Canada's space program is small compared to those of other advanced nations, and shrinking. The Trudeau government is running out of time in this mandate to reverse the damage to Canada's space program caused by years of neglect, and realize the hopes of those in the space industry who supported the Liberals in 2015. 

Wednesday, 14 March 2018

Book Review: The Canadian Space Program

The Canadian Space Program: From Black Brant to the International Space Station 
By Andrew B. Godefroy 
Springer Praxis Books: 2017
ISBN: 978-3-319-40104-1

This book review originally appeared in Quest: The History of Spaceflight Quarterly, 25:1 (2018). 
Until Canadian astronaut Chris Hadfield lit up social media during his time as Commander of the International Space Station in 2013, many people and even some Canadians did not know there was such a thing as a Canadian space program.

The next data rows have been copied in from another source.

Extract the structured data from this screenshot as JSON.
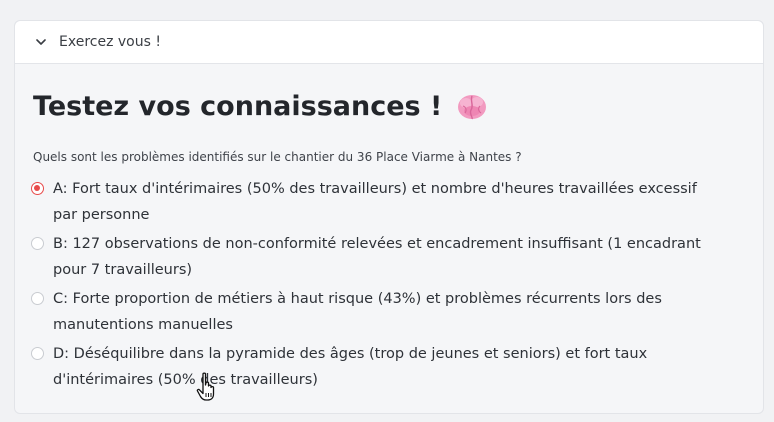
{
  "header": {
    "title": "Exercez vous !",
    "chevron_icon": "chevron-down-icon"
  },
  "quiz": {
    "title": "Testez vos connaissances !",
    "title_icon": "brain-icon",
    "question": "Quels sont les problèmes identifiés sur le chantier du 36 Place Viarme à Nantes ?",
    "selected_option": "A",
    "options": [
      {
        "letter": "A",
        "text": "A: Fort taux d'intérimaires (50% des travailleurs) et nombre d'heures travaillées excessif par personne",
        "selected": true
      },
      {
        "letter": "B",
        "text": "B: 127 observations de non-conformité relevées et encadrement insuffisant (1 encadrant pour 7 travailleurs)",
        "selected": false
      },
      {
        "letter": "C",
        "text": "C: Forte proportion de métiers à haut risque (43%) et problèmes récurrents lors des manutentions manuelles",
        "selected": false
      },
      {
        "letter": "D",
        "text": "D: Déséquilibre dans la pyramide des âges (trop de jeunes et seniors) et fort taux d'intérimaires (50% des travailleurs)",
        "selected": false
      }
    ]
  },
  "colors": {
    "accent": "#e84b4b",
    "text": "#2e3238",
    "background": "#f5f6f8"
  }
}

In reality, Canada’s space activities go back many years and feature many colorful and sometimes controversial events, including leadership in establishing communications satellite technologies and the most serious attempt so far to use cannons as a means of launching satellites.

Andrew Godefroy, a military analyst and historian based at the Canadian Defence Academy in Kingston, Ontario, established himself as the leading historian of Canada’s space program with his 2011 book, Defence & Discovery: Canada's Military Space Program, 1945-1974 (UBC Press), which outlined the military roots of Canada’s space activities.

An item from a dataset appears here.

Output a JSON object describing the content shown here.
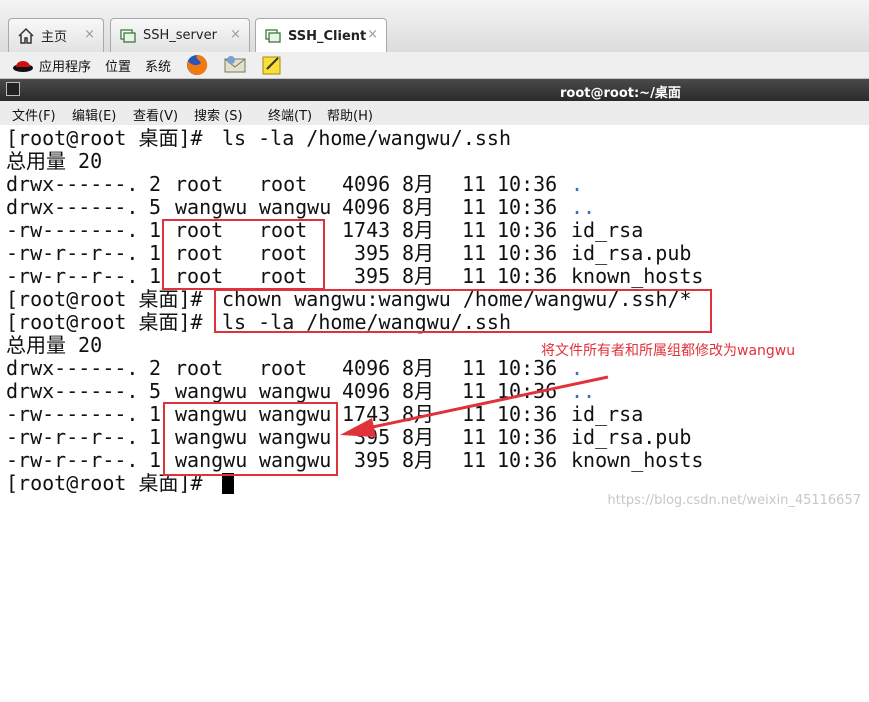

 Now Godefroy has written the most comprehensive history of Canada’s space program, going back as far as the early studies and agencies that began during World War I and expanded in the years that followed. Following World War II, Canadian physicists associated with the Department of National Defence worked to better understand the ionosphere and its impact on radio communications in Canada’s north.

 This scientific work led to Canada’s first satellite, Alouette, which NASA launched in 1962 to add to our knowledge of the ionosphere, and it was followed by a second Alouette satellite and two satellites in the International Satellites for Ionospheric Studies (ISIS) program.

Other defense programs led to the creation of the Black Brant sounding rocket, which was later successfully commercialized, and to the short-lived attempt to turn a cannon into a space launcher.

In the 1960s, the Canadian government’s main interest in space turned to communications satellites, and while Canadian space efforts were fragmented under different departments and agencies, John H. Chapman, a physicist with a background in defense work, assumed leadership of Canada’s evolving space program. Godefroy’s treatment of these early years of Canadian space exploration is the centrepiece of the book.

While the Canadian government turned the development of Canada’s communication satellite infrastructure over to Telesat Canada and the private sector in the 1970s, Godefroy’s account of this time emphasizes the Canadian government’s actions that led to Canada’s participation in the U.S. Space Shuttle Program. Starting with the development of the Space Shuttle Remote Manipulator System or Canadarm.

 The Canadian Space Program then chronicles the events that led to the creation of the Canadian Astronaut Program in 1983, and then the long awaited establishment of the Canadian Space Agency in 1989.

 Starting with Marc Garneau in 1984, eight Canadian astronauts flew into space during the life of the Space Shuttle program, six of them more than once. Godefroy’s book covers these flights through Julie Payette’s second shuttle flight to the International Space Station in 2009, which coincided with Robert Thirsk’s first Canadian long duration mission on the ISS. Canada earned its way into the ISS with its contribution of the Mobile Servicing System, an advanced version of the Canadarm.

This book explains how Canadian government policy directed and sometimes hindered Canada’s many space accomplishments, many of which depended on cooperation with the United States and other spacefaring nations.

Godefroy acknowledges that “there is much to be learned about the history of Canada’s space program,” and he calls this book a first step that he hopes will be followed by others on this topic. As someone who follows Canadian space history, I hope that some of those books will come from Godefroy himself.